— TASK TO CARRY OUT —
Return all of the data exactly as written, without the pictures.

— MATERIAL FOR THE TASK —
************
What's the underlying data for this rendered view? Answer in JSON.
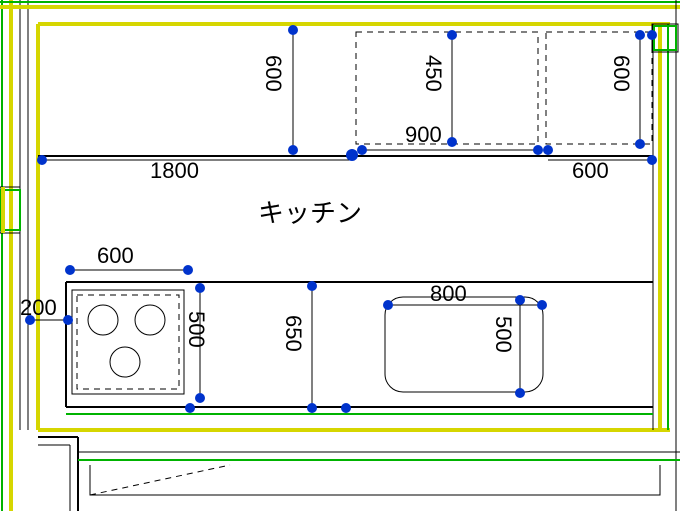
{
  "room": {
    "name": "キッチン"
  },
  "dimensions": {
    "upper": {
      "wall_cabinet_width": "1800",
      "wall_cabinet_depth": "600",
      "hanging_unit_width": "900",
      "hanging_unit_depth": "450",
      "right_unit_width": "600",
      "right_unit_depth": "600"
    },
    "lower": {
      "cooktop_width": "600",
      "cooktop_offset": "200",
      "cooktop_depth": "500",
      "counter_depth": "650",
      "sink_width": "800",
      "sink_depth": "500"
    }
  }
}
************
— OUTPUT FOR THIS TASK —
What's the underlying data for this rendered view? Answer in JSON.
{
  "room": {
    "name": "キッチン"
  },
  "dimensions": {
    "upper": {
      "wall_cabinet_width": "1800",
      "wall_cabinet_depth": "600",
      "hanging_unit_width": "900",
      "hanging_unit_depth": "450",
      "right_unit_width": "600",
      "right_unit_depth": "600"
    },
    "lower": {
      "cooktop_width": "600",
      "cooktop_offset": "200",
      "cooktop_depth": "500",
      "counter_depth": "650",
      "sink_width": "800",
      "sink_depth": "500"
    }
  }
}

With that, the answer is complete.